• **Brief**
When you write out the listing, keep every word as it stands and drop the pictures.

+ + + +

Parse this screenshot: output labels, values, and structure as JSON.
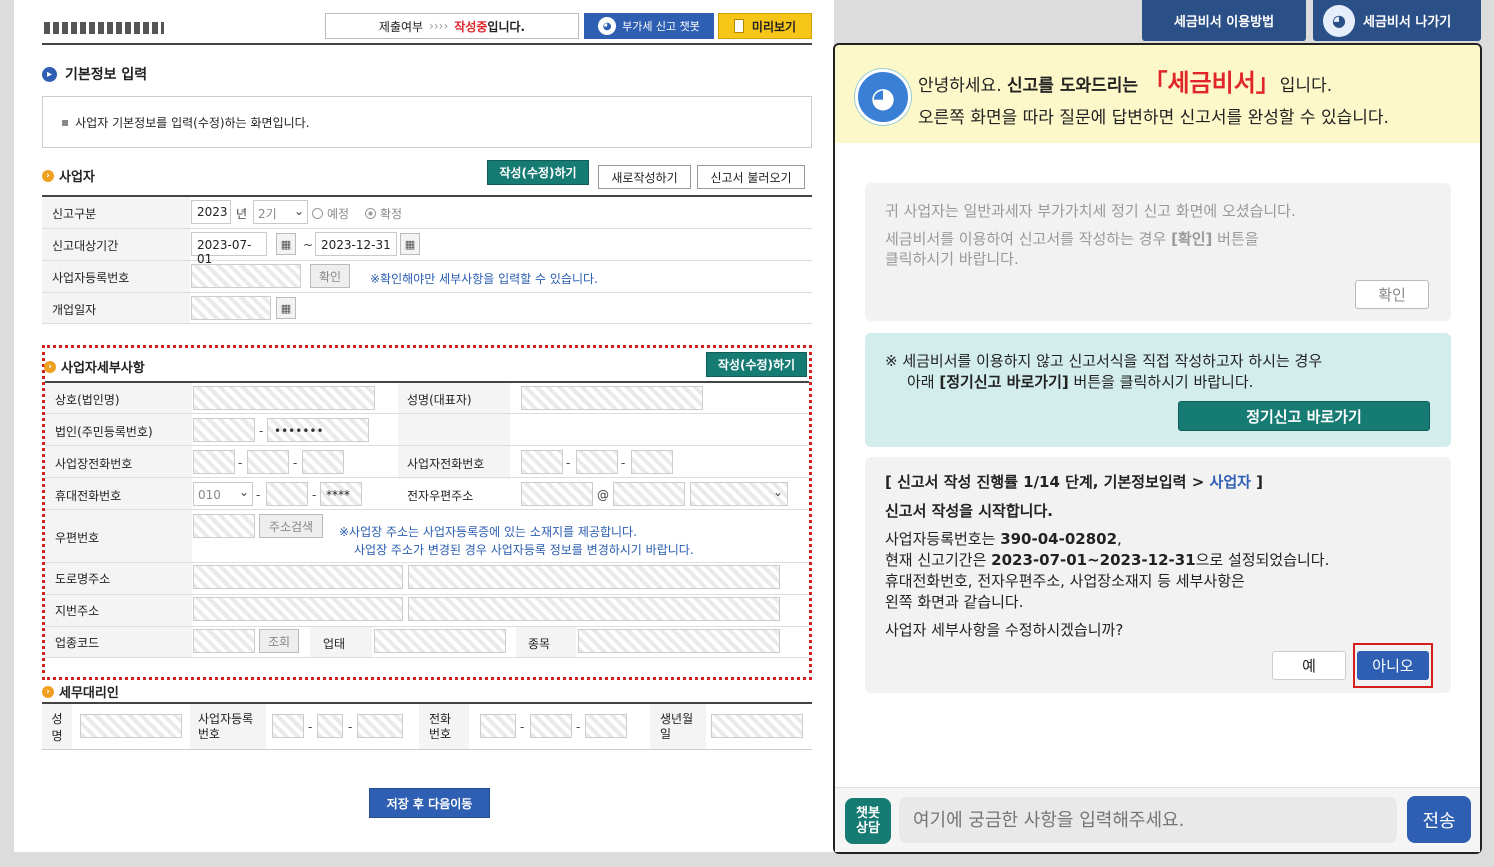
{
  "topbar": {
    "status_label": "제출여부",
    "status_arrows": "››››",
    "status_value": "작성중",
    "status_suffix": "입니다.",
    "chatbot_btn": "부가세 신고 챗봇",
    "preview_btn": "미리보기"
  },
  "right_tabs": {
    "howto": "세금비서 이용방법",
    "exit": "세금비서 나가기"
  },
  "section": {
    "title": "기본정보 입력",
    "desc": "사업자 기본정보를 입력(수정)하는 화면입니다."
  },
  "business": {
    "title": "사업자",
    "edit_btn": "작성(수정)하기",
    "new_btn": "새로작성하기",
    "load_btn": "신고서 불러오기",
    "rows": {
      "report_type_label": "신고구분",
      "year": "2023",
      "year_unit": "년",
      "period": "2기",
      "opt_planned": "예정",
      "opt_final": "확정",
      "period_label": "신고대상기간",
      "date_from": "2023-07-01",
      "date_sep": "~",
      "date_to": "2023-12-31",
      "bizno_label": "사업자등록번호",
      "confirm_btn": "확인",
      "bizno_note": "※확인해야만 세부사항을 입력할 수 있습니다.",
      "open_label": "개업일자"
    }
  },
  "details": {
    "title": "사업자세부사항",
    "edit_btn": "작성(수정)하기",
    "company_label": "상호(법인명)",
    "ceo_label": "성명(대표자)",
    "corp_label": "법인(주민등록번호)",
    "masked": "•••••••",
    "phone_label": "사업장전화번호",
    "phone2_label": "사업자전화번호",
    "mobile_label": "휴대전화번호",
    "mobile_prefix": "010",
    "mobile_mask": "****",
    "email_label": "전자우편주소",
    "email_at": "@",
    "zip_label": "우편번호",
    "addr_search_btn": "주소검색",
    "addr_note1": "※사업장 주소는 사업자등록증에 있는 소재지를 제공합니다.",
    "addr_note2": "사업장 주소가 변경된 경우 사업자등록 정보를 변경하시기 바랍니다.",
    "road_label": "도로명주소",
    "lot_label": "지번주소",
    "industry_label": "업종코드",
    "lookup_btn": "조회",
    "biz_type_label": "업태",
    "item_label": "종목"
  },
  "agent": {
    "title": "세무대리인",
    "name_label": "성명",
    "bizno_label": "사업자등록번호",
    "phone_label": "전화번호",
    "birth_label": "생년월일"
  },
  "save_btn": "저장 후 다음이동",
  "chat": {
    "greet_pre": "안녕하세요.",
    "greet_bold": "신고를 도와드리는",
    "brand": "「세금비서」",
    "greet_post": "입니다.",
    "greet_line2": "오른쪽 화면을 따라 질문에 답변하면 신고서를 완성할 수 있습니다.",
    "msg1_line1": "귀 사업자는 일반과세자 부가가치세 정기 신고 화면에 오셨습니다.",
    "msg1_line2_pre": "세금비서를 이용하여 신고서를 작성하는 경우",
    "msg1_line2_bold": "[확인]",
    "msg1_line2_post": "버튼을",
    "msg1_line3": "클릭하시기 바랍니다.",
    "msg1_btn": "확인",
    "msg2_line1": "※ 세금비서를 이용하지 않고 신고서식을 직접 작성하고자 하시는 경우",
    "msg2_line2_pre": "아래",
    "msg2_line2_bold": "[정기신고 바로가기]",
    "msg2_line2_post": "버튼을 클릭하시기 바랍니다.",
    "msg2_btn": "정기신고 바로가기",
    "msg3_head_pre": "[ 신고서 작성 진행률 1/14 단계, 기본정보입력 >",
    "msg3_head_link": "사업자",
    "msg3_head_post": "]",
    "msg3_start": "신고서 작성을 시작합니다.",
    "msg3_l1_pre": "사업자등록번호는",
    "msg3_l1_bold": "390-04-02802",
    "msg3_l1_post": ",",
    "msg3_l2_pre": "현재 신고기간은",
    "msg3_l2_bold": "2023-07-01~2023-12-31",
    "msg3_l2_post": "으로 설정되었습니다.",
    "msg3_l3": "휴대전화번호, 전자우편주소, 사업장소재지 등 세부사항은",
    "msg3_l4": "왼쪽 화면과 같습니다.",
    "msg3_q": "사업자 세부사항을 수정하시겠습니까?",
    "yes_btn": "예",
    "no_btn": "아니오",
    "chatbot_badge_1": "챗봇",
    "chatbot_badge_2": "상담",
    "input_placeholder": "여기에 궁금한 사항을 입력해주세요.",
    "send_btn": "전송"
  },
  "colors": {
    "teal": "#167b73",
    "blue": "#2f5fb3",
    "red": "#e0262a",
    "yellow": "#fdf8c9"
  }
}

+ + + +

• **Output for this exercise**
Parse this screenshot: output labels, values, and structure as JSON.
{
  "topbar": {
    "status_label": "제출여부",
    "status_arrows": "››››",
    "status_value": "작성중",
    "status_suffix": "입니다.",
    "chatbot_btn": "부가세 신고 챗봇",
    "preview_btn": "미리보기"
  },
  "right_tabs": {
    "howto": "세금비서 이용방법",
    "exit": "세금비서 나가기"
  },
  "section": {
    "title": "기본정보 입력",
    "desc": "사업자 기본정보를 입력(수정)하는 화면입니다."
  },
  "business": {
    "title": "사업자",
    "edit_btn": "작성(수정)하기",
    "new_btn": "새로작성하기",
    "load_btn": "신고서 불러오기",
    "rows": {
      "report_type_label": "신고구분",
      "year": "2023",
      "year_unit": "년",
      "period": "2기",
      "opt_planned": "예정",
      "opt_final": "확정",
      "period_label": "신고대상기간",
      "date_from": "2023-07-01",
      "date_sep": "~",
      "date_to": "2023-12-31",
      "bizno_label": "사업자등록번호",
      "confirm_btn": "확인",
      "bizno_note": "※확인해야만 세부사항을 입력할 수 있습니다.",
      "open_label": "개업일자"
    }
  },
  "details": {
    "title": "사업자세부사항",
    "edit_btn": "작성(수정)하기",
    "company_label": "상호(법인명)",
    "ceo_label": "성명(대표자)",
    "corp_label": "법인(주민등록번호)",
    "masked": "•••••••",
    "phone_label": "사업장전화번호",
    "phone2_label": "사업자전화번호",
    "mobile_label": "휴대전화번호",
    "mobile_prefix": "010",
    "mobile_mask": "****",
    "email_label": "전자우편주소",
    "email_at": "@",
    "zip_label": "우편번호",
    "addr_search_btn": "주소검색",
    "addr_note1": "※사업장 주소는 사업자등록증에 있는 소재지를 제공합니다.",
    "addr_note2": "사업장 주소가 변경된 경우 사업자등록 정보를 변경하시기 바랍니다.",
    "road_label": "도로명주소",
    "lot_label": "지번주소",
    "industry_label": "업종코드",
    "lookup_btn": "조회",
    "biz_type_label": "업태",
    "item_label": "종목"
  },
  "agent": {
    "title": "세무대리인",
    "name_label": "성명",
    "bizno_label": "사업자등록번호",
    "phone_label": "전화번호",
    "birth_label": "생년월일"
  },
  "save_btn": "저장 후 다음이동",
  "chat": {
    "greet_pre": "안녕하세요.",
    "greet_bold": "신고를 도와드리는",
    "brand": "「세금비서」",
    "greet_post": "입니다.",
    "greet_line2": "오른쪽 화면을 따라 질문에 답변하면 신고서를 완성할 수 있습니다.",
    "msg1_line1": "귀 사업자는 일반과세자 부가가치세 정기 신고 화면에 오셨습니다.",
    "msg1_line2_pre": "세금비서를 이용하여 신고서를 작성하는 경우",
    "msg1_line2_bold": "[확인]",
    "msg1_line2_post": "버튼을",
    "msg1_line3": "클릭하시기 바랍니다.",
    "msg1_btn": "확인",
    "msg2_line1": "※ 세금비서를 이용하지 않고 신고서식을 직접 작성하고자 하시는 경우",
    "msg2_line2_pre": "아래",
    "msg2_line2_bold": "[정기신고 바로가기]",
    "msg2_line2_post": "버튼을 클릭하시기 바랍니다.",
    "msg2_btn": "정기신고 바로가기",
    "msg3_head_pre": "[ 신고서 작성 진행률 1/14 단계, 기본정보입력 >",
    "msg3_head_link": "사업자",
    "msg3_head_post": "]",
    "msg3_start": "신고서 작성을 시작합니다.",
    "msg3_l1_pre": "사업자등록번호는",
    "msg3_l1_bold": "390-04-02802",
    "msg3_l1_post": ",",
    "msg3_l2_pre": "현재 신고기간은",
    "msg3_l2_bold": "2023-07-01~2023-12-31",
    "msg3_l2_post": "으로 설정되었습니다.",
    "msg3_l3": "휴대전화번호, 전자우편주소, 사업장소재지 등 세부사항은",
    "msg3_l4": "왼쪽 화면과 같습니다.",
    "msg3_q": "사업자 세부사항을 수정하시겠습니까?",
    "yes_btn": "예",
    "no_btn": "아니오",
    "chatbot_badge_1": "챗봇",
    "chatbot_badge_2": "상담",
    "input_placeholder": "여기에 궁금한 사항을 입력해주세요.",
    "send_btn": "전송"
  },
  "colors": {
    "teal": "#167b73",
    "blue": "#2f5fb3",
    "red": "#e0262a",
    "yellow": "#fdf8c9"
  }
}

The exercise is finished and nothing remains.